Today we have large number of the NGO’s working for the rural entrepreneurship. The main NGO’s are: National Alliance of Young Entrepreneurs (NAYE), World Assembly of Small and Medium
Entrepreneurs (WASME), Xavier institute for Social Studies (XISS), SEWA of Ahmedabad, ‘Y’ SelfEmployment of Calcutta, AWAKE (Association of girls Entrepreneurs of Karnataka), and Rural Development and Self-Employment Training Institute (RUDSETIs) based in Karnataka:
NGO’s functioning for the rural entrepreneurship can be classified into three types:

A. Primary level NGO’s

B. Secondary Level NGO’s

C. Grass root level NGO’s.

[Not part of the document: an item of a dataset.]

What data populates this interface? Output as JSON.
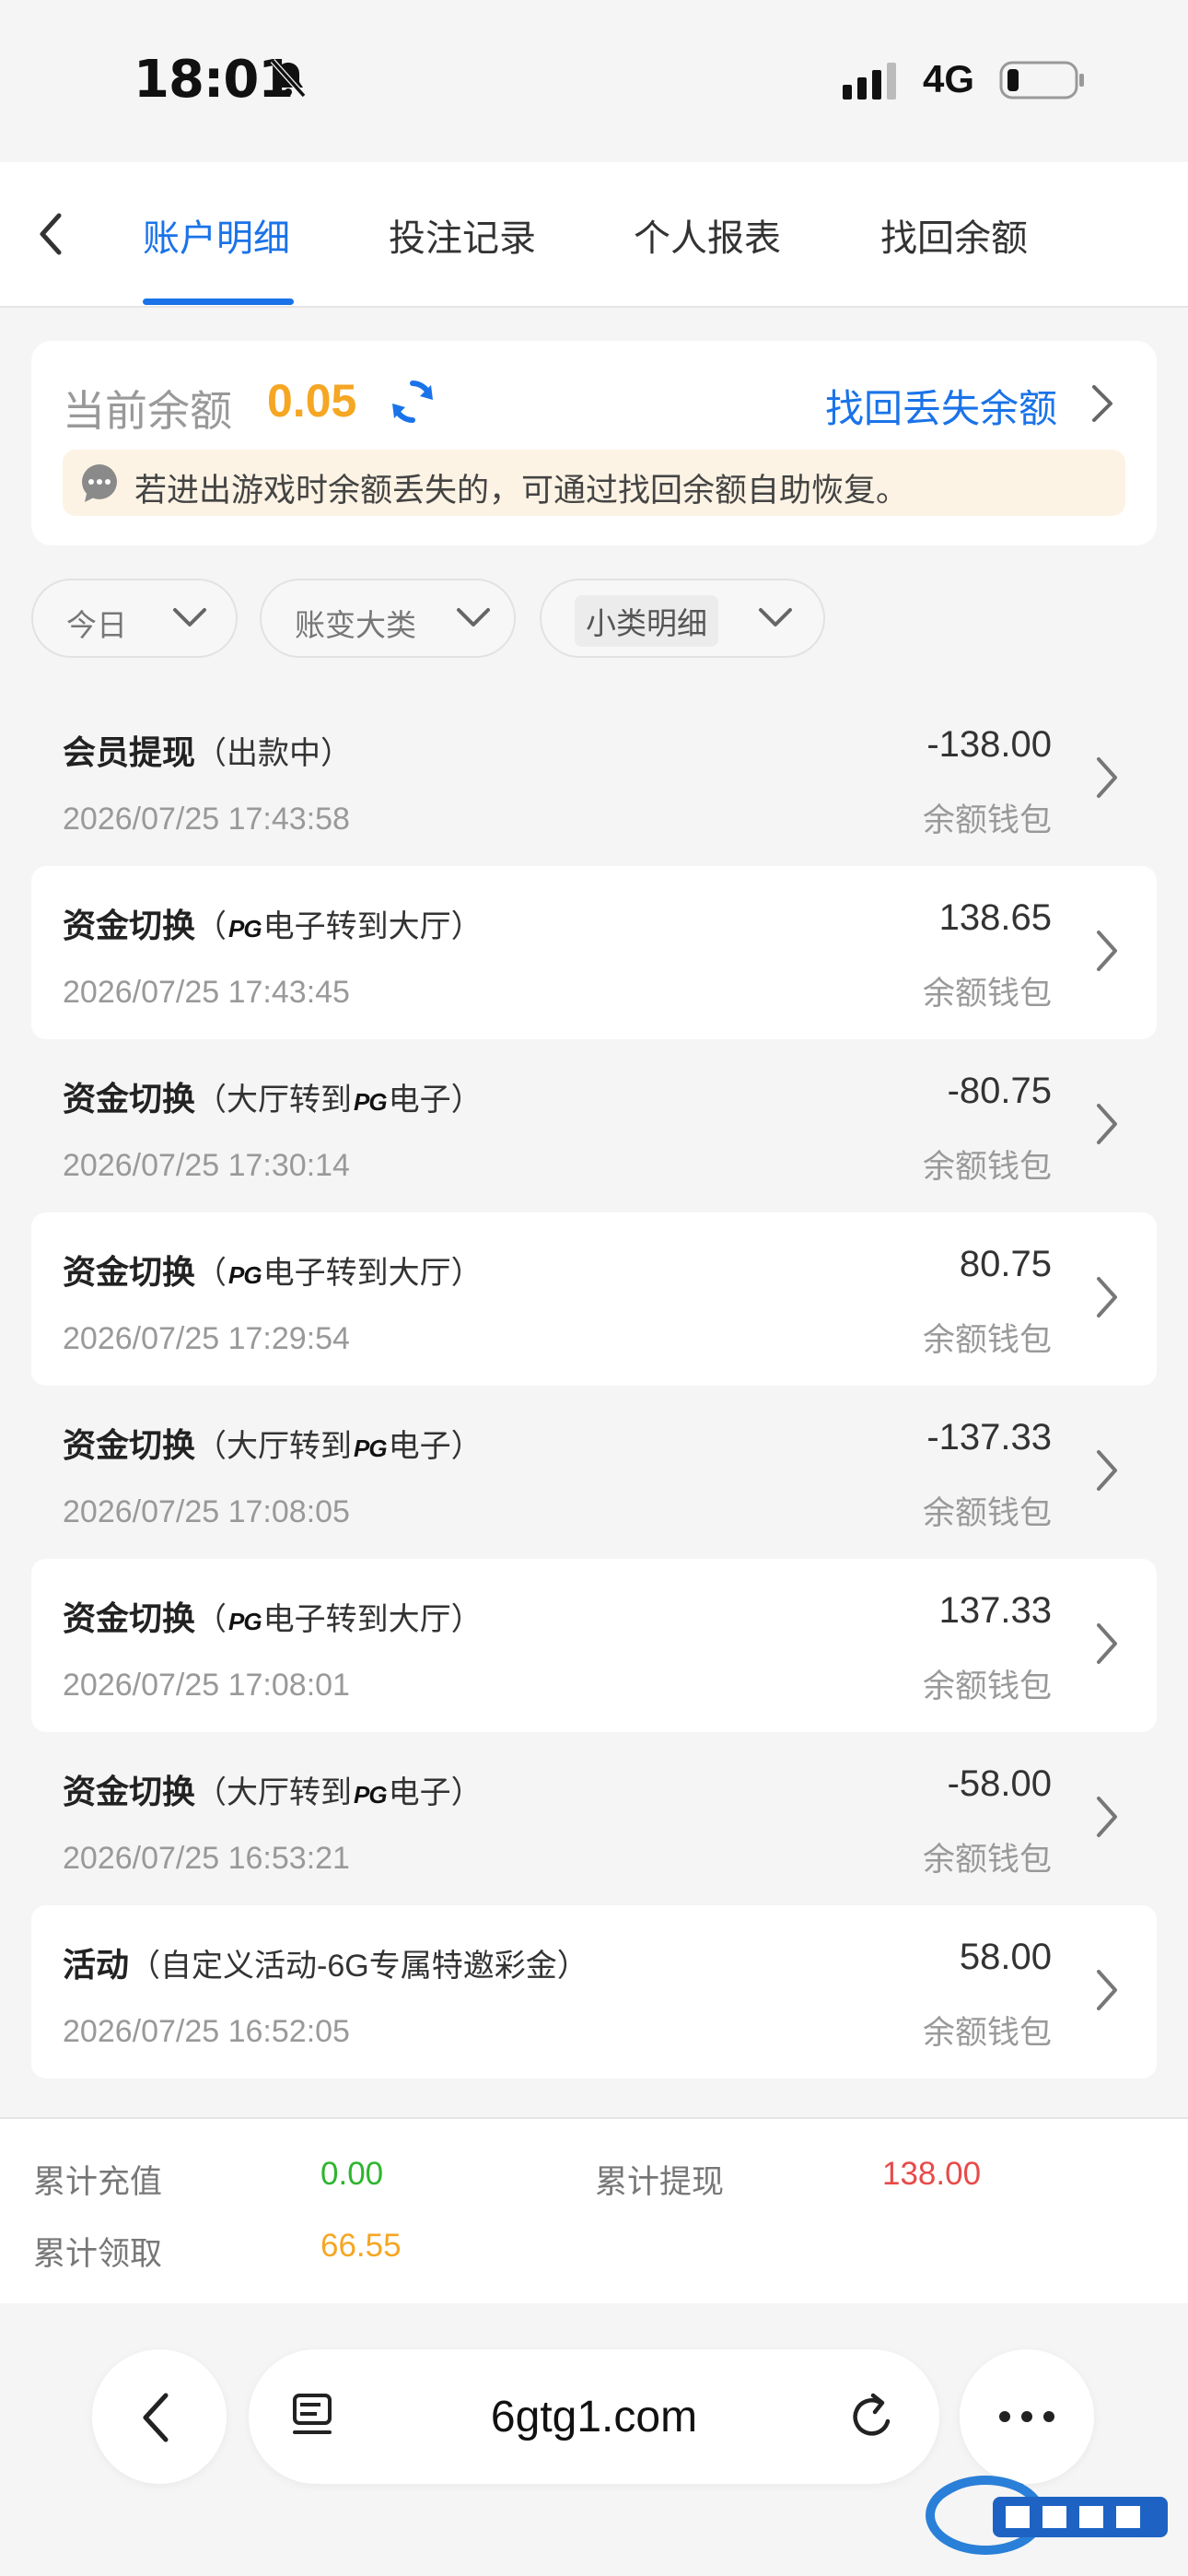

A. Primary Level NGO’s: These are the NGO’s who assemble their own resources and implement developmental activities on their own and works at international level. Example: ACTIONAID, OXFAM, Christian Children Fund, etc. are some of the best examples of primary level NGOs in India.

B. Intermediate NGO’s: These are the NGO’s who arrange funds from the external agencies and impart training and conduct workshops for the target group. Example: SEWA and AWAKE are samples of intermediate NGOs

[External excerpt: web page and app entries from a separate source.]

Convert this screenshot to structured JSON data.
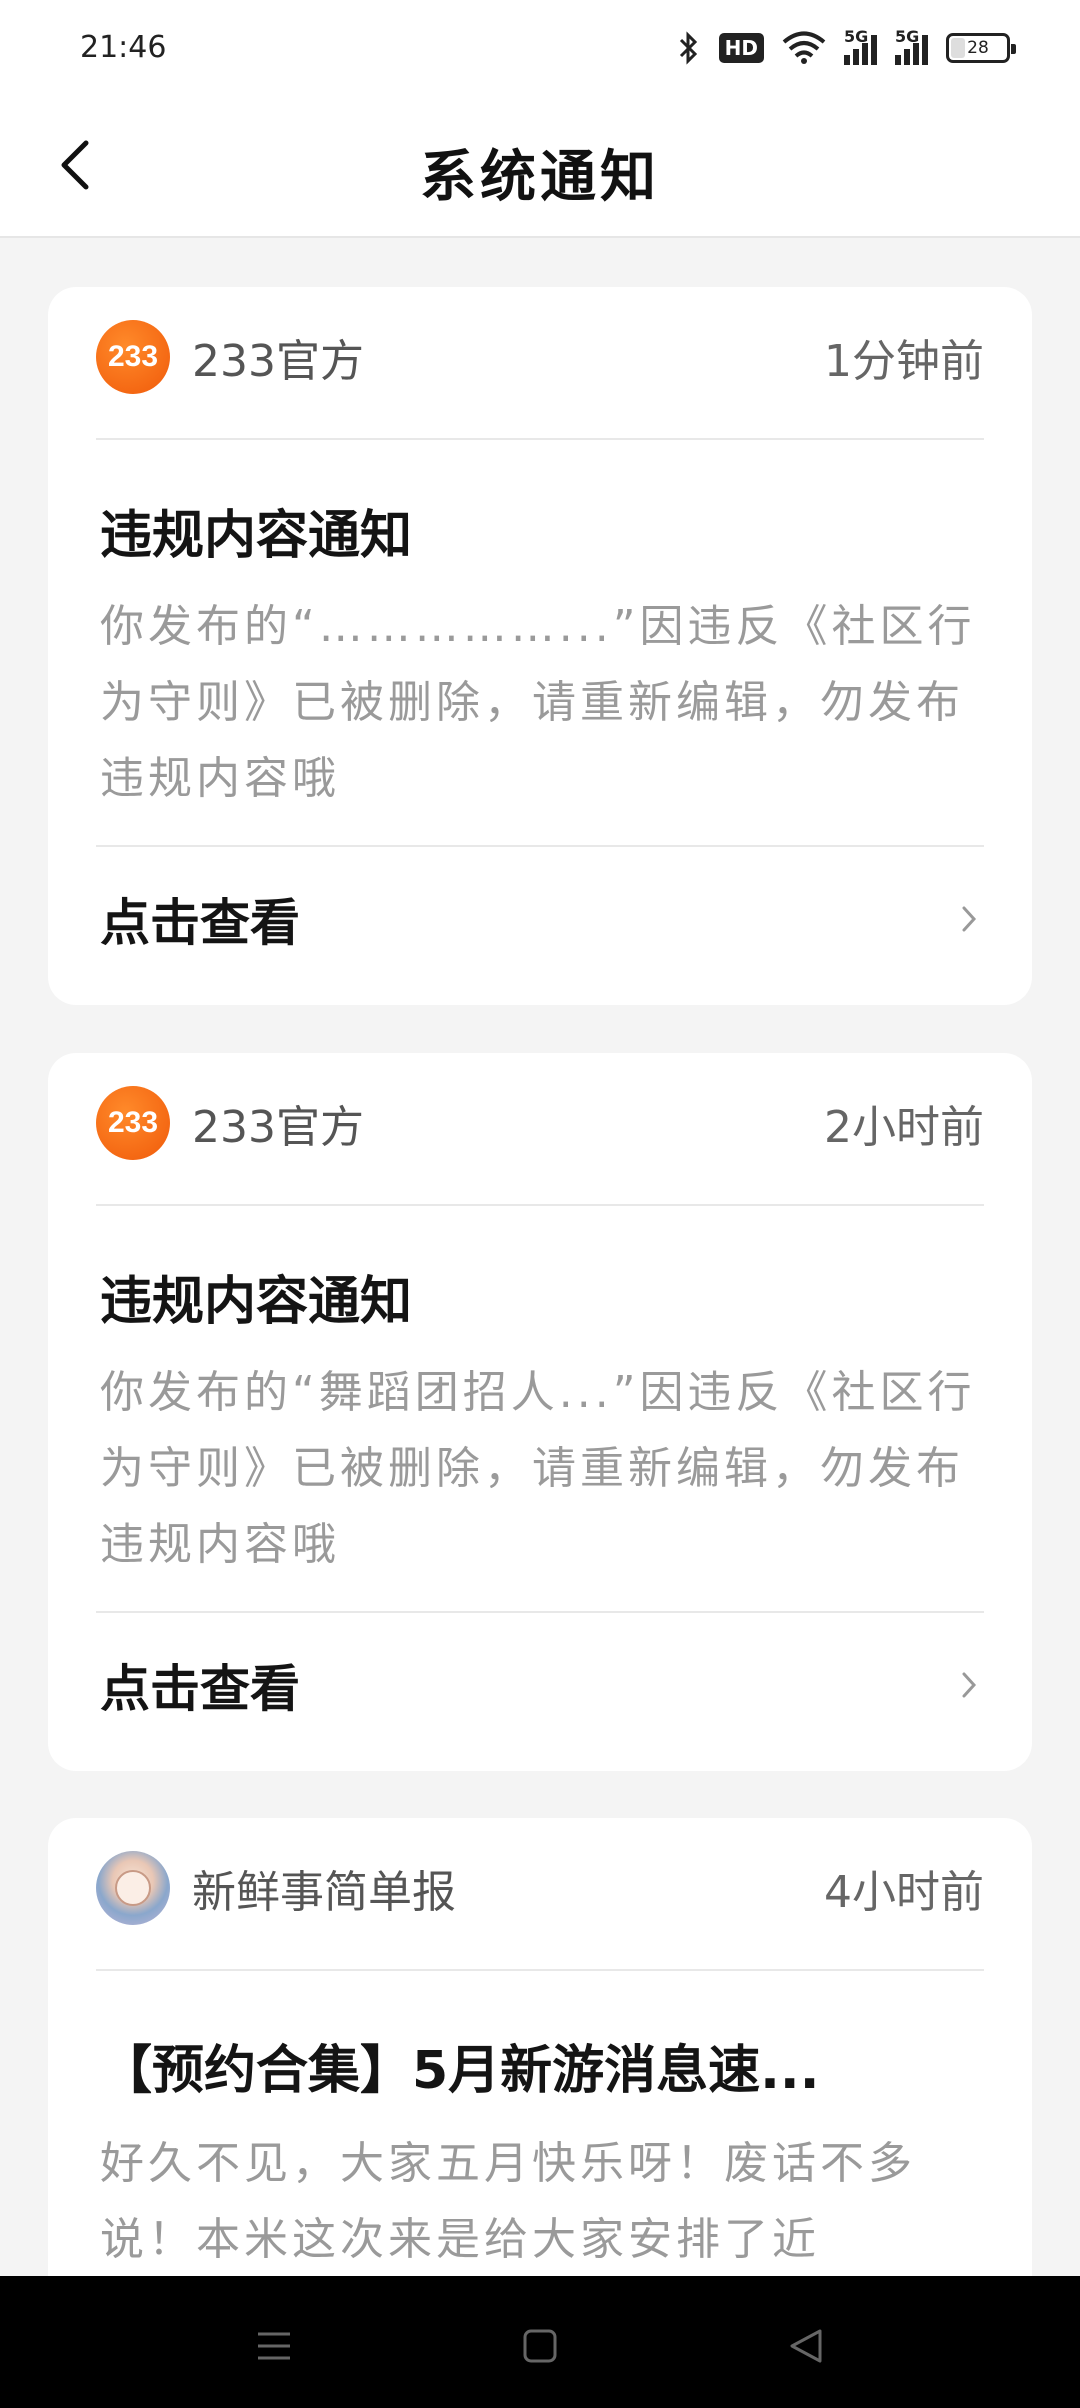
{
  "status_bar": {
    "time": "21:46",
    "hd_badge": "HD",
    "signal1_label": "5G",
    "signal2_label": "5G",
    "battery": "28",
    "icons": [
      "bluetooth-icon",
      "wifi-icon",
      "signal-icon",
      "battery-icon"
    ]
  },
  "header": {
    "title": "系统通知",
    "back_icon": "chevron-left-icon"
  },
  "notifications": [
    {
      "avatar_text": "233",
      "sender": "233官方",
      "time": "1分钟前",
      "title": "违规内容通知",
      "body": "你发布的“……………...”因违反《社区行为守则》已被删除，请重新编辑，勿发布违规内容哦",
      "link": "点击查看"
    },
    {
      "avatar_text": "233",
      "sender": "233官方",
      "time": "2小时前",
      "title": "违规内容通知",
      "body": "你发布的“舞蹈团招人...”因违反《社区行为守则》已被删除，请重新编辑，勿发布违规内容哦",
      "link": "点击查看"
    },
    {
      "sender": "新鲜事简单报",
      "time": "4小时前",
      "title": "【预约合集】5月新游消息速...",
      "body": "好久不见，大家五月快乐呀！废话不多说！本米这次来是给大家安排了近"
    }
  ],
  "accent_color": "#f26a15"
}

C. Grass Root Level NGO’s: These are the NGO’s who make direct contact with the target group and work at the grass root level. Example: Such NGO’s are RUDSETIs, ANARDE Foundation (Gujarat), Indian Institute of Youth Welfare (IIYW) of Maharashtra etc.
The training imparted to the agricultural population are often divided into three types:

i. Stimulation: Conducting workshops and trainings for the rural population to stimulate the entrepreneurial attitude amongst them.

ii. Counselling: Providing counseling and consultancy services to the rural entrepreneurs regarding Project analysis, selection of an idea, preparation of business plan etc.

iii. Assistance: Providing help to the target group in financial support and providing market for their products.

The NGOs can convince be a boon for rural entrepreneurship thanks to following reasons:
a. NGO’s works at the grassroot level so they are near to the rural population which helps in understanding them well.
b. their experiments with the community can helps in developing policies.
c. working of the NGO’s is flexible so they help in formulate appropriate solutions and can tailor to meet the individual needs..
d. NGO’s concerns with the rural poor, so can reach at the remote locations, where it is not possible for the government to reach.
e. Due to their flexibility, they have the capability to innovate and adapt using technology transfer and settle them according to the local conditions.

You may interested to read this Theories of Entrepreneurship